Start of DATA LISTING
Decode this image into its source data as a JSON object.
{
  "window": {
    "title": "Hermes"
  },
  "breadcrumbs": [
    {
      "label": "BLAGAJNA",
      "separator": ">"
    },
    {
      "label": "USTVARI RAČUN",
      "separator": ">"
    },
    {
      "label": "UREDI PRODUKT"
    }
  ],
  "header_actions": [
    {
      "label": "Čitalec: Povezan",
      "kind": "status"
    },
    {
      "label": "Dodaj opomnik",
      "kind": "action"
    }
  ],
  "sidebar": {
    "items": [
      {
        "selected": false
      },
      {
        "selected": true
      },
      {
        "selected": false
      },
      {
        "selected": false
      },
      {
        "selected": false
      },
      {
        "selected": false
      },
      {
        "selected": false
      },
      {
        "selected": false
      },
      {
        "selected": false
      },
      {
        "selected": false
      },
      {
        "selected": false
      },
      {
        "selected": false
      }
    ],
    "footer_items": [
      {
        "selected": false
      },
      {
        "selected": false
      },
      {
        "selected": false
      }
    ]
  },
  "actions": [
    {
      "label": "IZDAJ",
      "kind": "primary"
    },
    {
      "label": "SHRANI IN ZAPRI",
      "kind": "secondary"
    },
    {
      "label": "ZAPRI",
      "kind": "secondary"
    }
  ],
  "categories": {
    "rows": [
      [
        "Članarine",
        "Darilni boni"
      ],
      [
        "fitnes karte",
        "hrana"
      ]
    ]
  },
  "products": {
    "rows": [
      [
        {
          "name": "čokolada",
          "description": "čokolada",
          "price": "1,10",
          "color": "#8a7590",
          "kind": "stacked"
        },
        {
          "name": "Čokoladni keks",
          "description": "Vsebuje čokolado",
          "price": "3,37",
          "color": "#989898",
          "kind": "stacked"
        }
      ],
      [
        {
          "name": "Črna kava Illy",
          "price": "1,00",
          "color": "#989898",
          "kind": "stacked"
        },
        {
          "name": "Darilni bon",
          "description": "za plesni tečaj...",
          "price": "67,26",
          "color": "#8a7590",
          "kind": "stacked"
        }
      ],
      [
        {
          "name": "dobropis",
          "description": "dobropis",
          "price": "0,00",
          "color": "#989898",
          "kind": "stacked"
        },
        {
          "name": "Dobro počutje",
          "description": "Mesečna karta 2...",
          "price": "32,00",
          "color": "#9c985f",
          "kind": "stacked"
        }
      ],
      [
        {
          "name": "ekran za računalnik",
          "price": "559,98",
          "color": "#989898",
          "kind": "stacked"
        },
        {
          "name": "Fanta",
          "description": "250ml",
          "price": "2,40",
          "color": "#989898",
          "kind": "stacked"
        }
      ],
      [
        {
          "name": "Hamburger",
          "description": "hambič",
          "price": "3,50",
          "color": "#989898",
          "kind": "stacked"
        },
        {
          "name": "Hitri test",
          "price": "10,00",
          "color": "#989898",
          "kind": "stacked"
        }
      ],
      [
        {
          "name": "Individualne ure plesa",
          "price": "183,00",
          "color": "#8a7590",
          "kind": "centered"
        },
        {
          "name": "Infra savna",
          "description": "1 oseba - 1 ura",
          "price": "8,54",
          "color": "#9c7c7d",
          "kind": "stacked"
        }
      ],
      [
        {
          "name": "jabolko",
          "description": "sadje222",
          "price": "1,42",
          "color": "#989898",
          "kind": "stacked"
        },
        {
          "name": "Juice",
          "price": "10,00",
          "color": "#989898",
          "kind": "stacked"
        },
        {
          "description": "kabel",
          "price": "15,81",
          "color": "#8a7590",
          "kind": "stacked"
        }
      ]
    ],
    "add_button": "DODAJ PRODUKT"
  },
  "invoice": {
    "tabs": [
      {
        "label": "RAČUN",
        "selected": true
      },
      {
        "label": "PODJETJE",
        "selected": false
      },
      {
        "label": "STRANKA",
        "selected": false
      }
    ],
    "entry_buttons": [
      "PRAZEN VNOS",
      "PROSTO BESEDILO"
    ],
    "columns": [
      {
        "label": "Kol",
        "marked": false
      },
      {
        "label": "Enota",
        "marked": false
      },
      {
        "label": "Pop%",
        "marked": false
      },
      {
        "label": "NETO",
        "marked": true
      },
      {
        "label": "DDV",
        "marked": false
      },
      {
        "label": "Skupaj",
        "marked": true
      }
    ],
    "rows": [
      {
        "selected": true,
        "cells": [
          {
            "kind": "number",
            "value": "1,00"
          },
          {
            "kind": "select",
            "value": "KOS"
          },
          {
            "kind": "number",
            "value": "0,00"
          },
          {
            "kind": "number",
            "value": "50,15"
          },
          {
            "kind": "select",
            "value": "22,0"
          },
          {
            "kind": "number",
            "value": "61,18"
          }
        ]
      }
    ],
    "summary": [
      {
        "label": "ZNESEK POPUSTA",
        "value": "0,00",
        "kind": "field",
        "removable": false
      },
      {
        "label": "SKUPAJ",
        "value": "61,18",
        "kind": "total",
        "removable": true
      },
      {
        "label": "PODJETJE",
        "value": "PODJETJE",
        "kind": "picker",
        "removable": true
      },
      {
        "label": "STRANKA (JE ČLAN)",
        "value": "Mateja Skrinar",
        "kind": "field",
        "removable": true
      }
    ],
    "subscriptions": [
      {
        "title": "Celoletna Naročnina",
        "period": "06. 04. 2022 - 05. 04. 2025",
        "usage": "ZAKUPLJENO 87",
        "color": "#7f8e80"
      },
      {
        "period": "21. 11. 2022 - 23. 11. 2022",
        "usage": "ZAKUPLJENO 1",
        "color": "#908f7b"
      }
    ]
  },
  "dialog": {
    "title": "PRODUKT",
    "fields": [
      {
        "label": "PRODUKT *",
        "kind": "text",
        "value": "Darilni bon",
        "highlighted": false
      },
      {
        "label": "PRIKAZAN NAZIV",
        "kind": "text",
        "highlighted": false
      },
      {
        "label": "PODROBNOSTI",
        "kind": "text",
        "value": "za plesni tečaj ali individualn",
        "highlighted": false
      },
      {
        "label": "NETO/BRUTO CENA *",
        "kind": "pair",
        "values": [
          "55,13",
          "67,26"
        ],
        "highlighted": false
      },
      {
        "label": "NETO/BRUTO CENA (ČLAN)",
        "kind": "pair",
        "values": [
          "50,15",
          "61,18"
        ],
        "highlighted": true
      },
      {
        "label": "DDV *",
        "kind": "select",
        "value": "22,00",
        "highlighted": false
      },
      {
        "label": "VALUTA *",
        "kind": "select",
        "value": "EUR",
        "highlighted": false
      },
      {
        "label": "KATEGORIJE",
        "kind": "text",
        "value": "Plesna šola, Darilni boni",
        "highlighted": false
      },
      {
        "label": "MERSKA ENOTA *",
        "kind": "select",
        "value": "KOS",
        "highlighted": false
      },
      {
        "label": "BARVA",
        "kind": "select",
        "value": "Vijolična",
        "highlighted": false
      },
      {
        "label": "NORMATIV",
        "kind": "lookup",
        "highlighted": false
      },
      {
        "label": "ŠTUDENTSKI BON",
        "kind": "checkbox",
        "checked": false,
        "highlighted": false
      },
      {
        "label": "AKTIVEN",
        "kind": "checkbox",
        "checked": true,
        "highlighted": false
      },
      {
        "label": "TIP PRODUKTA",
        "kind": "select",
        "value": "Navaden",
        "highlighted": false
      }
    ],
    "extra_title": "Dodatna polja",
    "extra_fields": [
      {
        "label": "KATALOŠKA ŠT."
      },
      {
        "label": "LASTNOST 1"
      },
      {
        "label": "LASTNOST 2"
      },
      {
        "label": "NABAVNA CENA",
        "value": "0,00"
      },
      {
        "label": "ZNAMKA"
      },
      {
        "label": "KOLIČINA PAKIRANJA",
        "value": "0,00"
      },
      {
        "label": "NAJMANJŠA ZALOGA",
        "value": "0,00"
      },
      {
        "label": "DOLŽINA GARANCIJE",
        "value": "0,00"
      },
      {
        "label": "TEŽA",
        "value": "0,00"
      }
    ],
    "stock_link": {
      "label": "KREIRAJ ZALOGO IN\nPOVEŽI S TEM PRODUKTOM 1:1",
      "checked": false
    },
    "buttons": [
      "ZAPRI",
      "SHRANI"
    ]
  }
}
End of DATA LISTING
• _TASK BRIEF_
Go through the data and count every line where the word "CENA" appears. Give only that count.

• _SOLVED EXERCISE_
3